[Data entries]

*** Begin section ***

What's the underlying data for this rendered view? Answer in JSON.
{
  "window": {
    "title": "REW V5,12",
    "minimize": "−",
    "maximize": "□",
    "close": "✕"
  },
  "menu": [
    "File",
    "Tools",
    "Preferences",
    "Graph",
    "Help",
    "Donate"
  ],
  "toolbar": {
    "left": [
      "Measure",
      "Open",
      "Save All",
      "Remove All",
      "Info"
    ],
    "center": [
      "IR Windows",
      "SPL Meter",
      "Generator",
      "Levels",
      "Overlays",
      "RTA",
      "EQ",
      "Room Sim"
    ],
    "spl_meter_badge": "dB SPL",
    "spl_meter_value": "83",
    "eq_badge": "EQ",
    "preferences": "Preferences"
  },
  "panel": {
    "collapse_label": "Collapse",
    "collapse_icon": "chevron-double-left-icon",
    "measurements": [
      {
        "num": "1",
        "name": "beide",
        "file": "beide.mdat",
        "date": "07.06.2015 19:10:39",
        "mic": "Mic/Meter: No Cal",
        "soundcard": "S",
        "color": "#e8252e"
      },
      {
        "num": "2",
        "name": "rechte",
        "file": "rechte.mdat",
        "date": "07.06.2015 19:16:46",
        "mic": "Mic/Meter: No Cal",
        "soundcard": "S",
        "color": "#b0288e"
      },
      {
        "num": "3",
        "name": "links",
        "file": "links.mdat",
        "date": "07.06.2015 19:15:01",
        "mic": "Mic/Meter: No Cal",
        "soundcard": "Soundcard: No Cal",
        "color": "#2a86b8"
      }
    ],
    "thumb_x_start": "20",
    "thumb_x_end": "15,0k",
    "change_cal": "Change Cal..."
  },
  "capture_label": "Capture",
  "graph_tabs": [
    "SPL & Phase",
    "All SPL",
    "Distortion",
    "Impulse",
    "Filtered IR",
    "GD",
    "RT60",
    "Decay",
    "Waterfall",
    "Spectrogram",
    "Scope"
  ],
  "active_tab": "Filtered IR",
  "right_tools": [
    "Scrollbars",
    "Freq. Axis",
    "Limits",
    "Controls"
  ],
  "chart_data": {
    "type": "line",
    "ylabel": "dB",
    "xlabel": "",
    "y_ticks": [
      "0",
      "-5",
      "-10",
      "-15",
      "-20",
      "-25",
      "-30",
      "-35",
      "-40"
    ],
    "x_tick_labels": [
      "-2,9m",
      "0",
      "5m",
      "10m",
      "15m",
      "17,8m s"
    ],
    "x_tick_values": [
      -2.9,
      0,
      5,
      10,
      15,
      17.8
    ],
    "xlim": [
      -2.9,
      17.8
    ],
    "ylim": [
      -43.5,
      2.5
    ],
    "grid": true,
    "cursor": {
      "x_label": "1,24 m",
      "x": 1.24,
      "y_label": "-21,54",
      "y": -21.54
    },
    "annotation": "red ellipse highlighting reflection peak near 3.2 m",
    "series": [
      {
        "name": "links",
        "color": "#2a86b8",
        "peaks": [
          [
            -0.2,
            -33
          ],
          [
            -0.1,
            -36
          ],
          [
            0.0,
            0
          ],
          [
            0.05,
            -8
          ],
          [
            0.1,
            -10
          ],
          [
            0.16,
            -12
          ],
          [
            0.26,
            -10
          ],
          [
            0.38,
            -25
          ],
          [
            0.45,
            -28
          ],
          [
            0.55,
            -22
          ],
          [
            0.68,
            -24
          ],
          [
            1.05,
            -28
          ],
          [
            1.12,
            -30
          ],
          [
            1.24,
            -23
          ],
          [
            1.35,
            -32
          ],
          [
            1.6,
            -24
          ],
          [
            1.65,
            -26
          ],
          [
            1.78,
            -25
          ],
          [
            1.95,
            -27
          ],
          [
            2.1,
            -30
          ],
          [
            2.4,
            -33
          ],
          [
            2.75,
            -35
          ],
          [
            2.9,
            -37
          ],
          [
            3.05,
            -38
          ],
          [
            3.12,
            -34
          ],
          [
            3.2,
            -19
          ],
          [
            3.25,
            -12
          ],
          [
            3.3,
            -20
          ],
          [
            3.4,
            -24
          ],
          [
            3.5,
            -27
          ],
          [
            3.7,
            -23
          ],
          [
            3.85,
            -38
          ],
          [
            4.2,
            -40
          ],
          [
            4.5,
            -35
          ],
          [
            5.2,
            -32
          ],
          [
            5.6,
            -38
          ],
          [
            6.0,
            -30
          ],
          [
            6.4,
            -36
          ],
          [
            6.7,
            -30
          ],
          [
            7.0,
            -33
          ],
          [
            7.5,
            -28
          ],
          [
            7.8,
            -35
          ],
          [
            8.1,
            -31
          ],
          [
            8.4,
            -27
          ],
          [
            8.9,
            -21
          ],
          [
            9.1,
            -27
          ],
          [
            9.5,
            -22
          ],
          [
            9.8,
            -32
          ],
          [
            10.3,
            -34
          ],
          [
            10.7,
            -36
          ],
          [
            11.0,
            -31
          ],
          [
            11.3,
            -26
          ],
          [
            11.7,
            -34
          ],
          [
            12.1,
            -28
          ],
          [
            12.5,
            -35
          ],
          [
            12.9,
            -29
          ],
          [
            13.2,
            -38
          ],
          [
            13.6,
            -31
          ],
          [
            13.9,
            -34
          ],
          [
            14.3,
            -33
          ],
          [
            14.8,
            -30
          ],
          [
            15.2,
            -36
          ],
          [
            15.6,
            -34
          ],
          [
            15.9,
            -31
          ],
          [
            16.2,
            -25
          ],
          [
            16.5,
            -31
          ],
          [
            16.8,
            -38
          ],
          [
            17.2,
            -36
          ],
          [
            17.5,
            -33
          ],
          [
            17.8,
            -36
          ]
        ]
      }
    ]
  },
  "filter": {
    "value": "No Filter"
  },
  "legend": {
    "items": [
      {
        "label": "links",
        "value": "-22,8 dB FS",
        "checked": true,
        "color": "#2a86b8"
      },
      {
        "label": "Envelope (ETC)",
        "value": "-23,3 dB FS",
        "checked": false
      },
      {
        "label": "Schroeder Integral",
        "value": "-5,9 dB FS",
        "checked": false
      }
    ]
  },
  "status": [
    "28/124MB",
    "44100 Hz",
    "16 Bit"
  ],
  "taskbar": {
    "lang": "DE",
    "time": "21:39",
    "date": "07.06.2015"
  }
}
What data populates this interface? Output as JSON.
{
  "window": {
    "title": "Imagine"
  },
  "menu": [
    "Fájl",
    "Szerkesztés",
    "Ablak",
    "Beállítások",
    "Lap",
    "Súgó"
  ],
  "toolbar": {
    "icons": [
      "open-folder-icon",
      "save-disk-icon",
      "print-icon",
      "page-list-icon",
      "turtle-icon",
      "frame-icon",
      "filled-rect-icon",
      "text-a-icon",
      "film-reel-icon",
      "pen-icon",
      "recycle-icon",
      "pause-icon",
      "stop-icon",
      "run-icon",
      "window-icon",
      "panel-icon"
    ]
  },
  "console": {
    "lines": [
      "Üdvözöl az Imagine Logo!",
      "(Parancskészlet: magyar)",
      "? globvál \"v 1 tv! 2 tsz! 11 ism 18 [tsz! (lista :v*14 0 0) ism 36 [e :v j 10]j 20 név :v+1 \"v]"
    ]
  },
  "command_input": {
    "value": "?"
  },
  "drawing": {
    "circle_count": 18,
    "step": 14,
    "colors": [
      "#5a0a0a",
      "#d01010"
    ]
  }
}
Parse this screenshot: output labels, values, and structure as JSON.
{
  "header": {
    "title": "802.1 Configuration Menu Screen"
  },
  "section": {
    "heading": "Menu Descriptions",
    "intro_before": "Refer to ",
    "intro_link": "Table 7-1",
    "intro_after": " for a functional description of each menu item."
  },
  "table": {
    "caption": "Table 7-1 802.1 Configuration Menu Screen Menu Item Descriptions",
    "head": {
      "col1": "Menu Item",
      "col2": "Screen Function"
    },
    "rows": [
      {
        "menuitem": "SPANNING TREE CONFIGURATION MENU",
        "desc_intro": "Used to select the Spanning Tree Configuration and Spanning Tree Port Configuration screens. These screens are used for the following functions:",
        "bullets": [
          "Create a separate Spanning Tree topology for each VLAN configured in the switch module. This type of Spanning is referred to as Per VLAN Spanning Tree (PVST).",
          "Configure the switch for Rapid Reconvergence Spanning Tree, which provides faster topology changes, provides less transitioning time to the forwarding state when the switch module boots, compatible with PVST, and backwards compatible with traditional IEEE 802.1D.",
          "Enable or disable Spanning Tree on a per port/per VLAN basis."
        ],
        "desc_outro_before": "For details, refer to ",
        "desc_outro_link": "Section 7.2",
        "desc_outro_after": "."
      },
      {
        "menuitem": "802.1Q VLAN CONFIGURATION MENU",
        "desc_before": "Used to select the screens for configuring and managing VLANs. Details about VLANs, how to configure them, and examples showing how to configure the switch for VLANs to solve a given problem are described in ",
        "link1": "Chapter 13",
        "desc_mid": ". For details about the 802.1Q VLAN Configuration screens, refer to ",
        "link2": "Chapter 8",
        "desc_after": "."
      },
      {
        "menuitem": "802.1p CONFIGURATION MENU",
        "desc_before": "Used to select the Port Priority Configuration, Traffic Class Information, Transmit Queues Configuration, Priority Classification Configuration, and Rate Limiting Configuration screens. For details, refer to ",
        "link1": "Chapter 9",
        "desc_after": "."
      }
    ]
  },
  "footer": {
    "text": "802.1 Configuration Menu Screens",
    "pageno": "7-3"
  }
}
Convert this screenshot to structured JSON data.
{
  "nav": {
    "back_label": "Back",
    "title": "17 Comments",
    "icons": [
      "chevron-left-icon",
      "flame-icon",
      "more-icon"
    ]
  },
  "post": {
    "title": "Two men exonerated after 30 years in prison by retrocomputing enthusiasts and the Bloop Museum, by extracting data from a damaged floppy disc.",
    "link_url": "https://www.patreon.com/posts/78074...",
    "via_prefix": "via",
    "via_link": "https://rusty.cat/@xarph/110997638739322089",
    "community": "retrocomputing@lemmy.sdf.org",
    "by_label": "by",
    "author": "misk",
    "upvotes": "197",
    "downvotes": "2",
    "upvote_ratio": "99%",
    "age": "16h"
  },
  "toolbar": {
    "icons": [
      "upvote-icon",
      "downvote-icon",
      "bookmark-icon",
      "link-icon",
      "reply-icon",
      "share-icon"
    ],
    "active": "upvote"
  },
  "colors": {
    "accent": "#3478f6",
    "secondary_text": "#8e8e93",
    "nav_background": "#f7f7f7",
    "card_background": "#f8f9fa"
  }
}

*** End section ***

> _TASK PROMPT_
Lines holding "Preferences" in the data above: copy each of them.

> _SOLUTION TO THIS TASK_
    "Preferences",
    "preferences": "Preferences"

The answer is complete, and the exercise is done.